[[ DATA FOR THIS EXERCISE open ]]

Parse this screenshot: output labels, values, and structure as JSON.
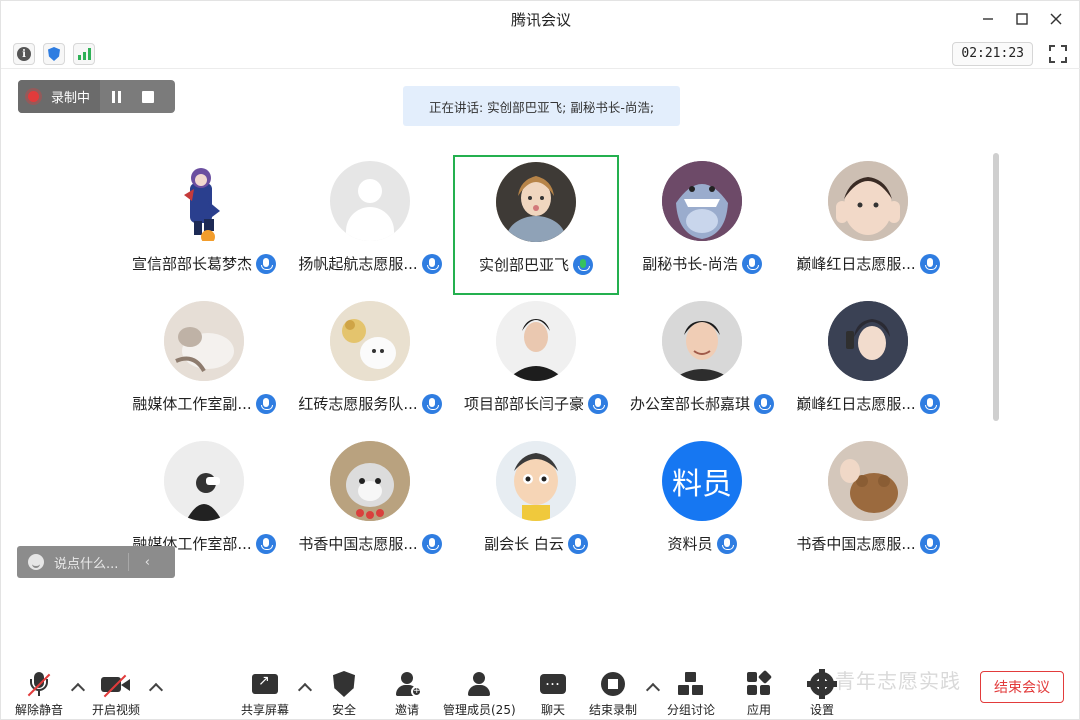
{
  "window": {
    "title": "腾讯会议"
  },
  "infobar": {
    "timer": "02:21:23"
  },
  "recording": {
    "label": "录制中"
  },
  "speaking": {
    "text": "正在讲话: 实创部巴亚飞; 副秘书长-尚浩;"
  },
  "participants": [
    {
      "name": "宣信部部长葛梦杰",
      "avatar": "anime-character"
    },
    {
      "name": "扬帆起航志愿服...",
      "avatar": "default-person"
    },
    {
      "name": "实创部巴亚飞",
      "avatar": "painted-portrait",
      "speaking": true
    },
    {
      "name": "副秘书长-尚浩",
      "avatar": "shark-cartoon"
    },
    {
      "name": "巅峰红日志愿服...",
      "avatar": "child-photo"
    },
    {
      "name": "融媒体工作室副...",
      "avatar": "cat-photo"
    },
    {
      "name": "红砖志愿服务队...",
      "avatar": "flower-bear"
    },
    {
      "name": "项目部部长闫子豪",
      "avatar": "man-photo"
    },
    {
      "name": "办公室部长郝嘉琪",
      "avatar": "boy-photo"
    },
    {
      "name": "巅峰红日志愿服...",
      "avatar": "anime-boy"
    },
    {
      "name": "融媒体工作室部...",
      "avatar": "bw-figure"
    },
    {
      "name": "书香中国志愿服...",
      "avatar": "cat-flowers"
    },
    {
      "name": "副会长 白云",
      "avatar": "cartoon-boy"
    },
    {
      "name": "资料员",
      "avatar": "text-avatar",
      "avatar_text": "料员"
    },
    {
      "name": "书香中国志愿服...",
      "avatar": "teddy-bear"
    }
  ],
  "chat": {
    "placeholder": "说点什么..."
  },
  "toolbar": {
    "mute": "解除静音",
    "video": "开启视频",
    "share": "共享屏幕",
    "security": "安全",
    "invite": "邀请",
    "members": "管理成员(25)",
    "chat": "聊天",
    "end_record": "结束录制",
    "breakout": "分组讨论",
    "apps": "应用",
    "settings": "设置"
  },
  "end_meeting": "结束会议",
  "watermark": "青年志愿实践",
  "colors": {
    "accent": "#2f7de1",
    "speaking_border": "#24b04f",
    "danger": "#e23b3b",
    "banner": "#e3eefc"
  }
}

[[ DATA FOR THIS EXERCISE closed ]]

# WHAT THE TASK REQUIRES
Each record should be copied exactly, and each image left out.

# EXERCISE SOLUTION
Parse this screenshot: output labels, values, and structure as JSON.
{
  "window": {
    "title": "腾讯会议"
  },
  "infobar": {
    "timer": "02:21:23"
  },
  "recording": {
    "label": "录制中"
  },
  "speaking": {
    "text": "正在讲话: 实创部巴亚飞; 副秘书长-尚浩;"
  },
  "participants": [
    {
      "name": "宣信部部长葛梦杰",
      "avatar": "anime-character"
    },
    {
      "name": "扬帆起航志愿服...",
      "avatar": "default-person"
    },
    {
      "name": "实创部巴亚飞",
      "avatar": "painted-portrait",
      "speaking": true
    },
    {
      "name": "副秘书长-尚浩",
      "avatar": "shark-cartoon"
    },
    {
      "name": "巅峰红日志愿服...",
      "avatar": "child-photo"
    },
    {
      "name": "融媒体工作室副...",
      "avatar": "cat-photo"
    },
    {
      "name": "红砖志愿服务队...",
      "avatar": "flower-bear"
    },
    {
      "name": "项目部部长闫子豪",
      "avatar": "man-photo"
    },
    {
      "name": "办公室部长郝嘉琪",
      "avatar": "boy-photo"
    },
    {
      "name": "巅峰红日志愿服...",
      "avatar": "anime-boy"
    },
    {
      "name": "融媒体工作室部...",
      "avatar": "bw-figure"
    },
    {
      "name": "书香中国志愿服...",
      "avatar": "cat-flowers"
    },
    {
      "name": "副会长 白云",
      "avatar": "cartoon-boy"
    },
    {
      "name": "资料员",
      "avatar": "text-avatar",
      "avatar_text": "料员"
    },
    {
      "name": "书香中国志愿服...",
      "avatar": "teddy-bear"
    }
  ],
  "chat": {
    "placeholder": "说点什么..."
  },
  "toolbar": {
    "mute": "解除静音",
    "video": "开启视频",
    "share": "共享屏幕",
    "security": "安全",
    "invite": "邀请",
    "members": "管理成员(25)",
    "chat": "聊天",
    "end_record": "结束录制",
    "breakout": "分组讨论",
    "apps": "应用",
    "settings": "设置"
  },
  "end_meeting": "结束会议",
  "watermark": "青年志愿实践",
  "colors": {
    "accent": "#2f7de1",
    "speaking_border": "#24b04f",
    "danger": "#e23b3b",
    "banner": "#e3eefc"
  }
}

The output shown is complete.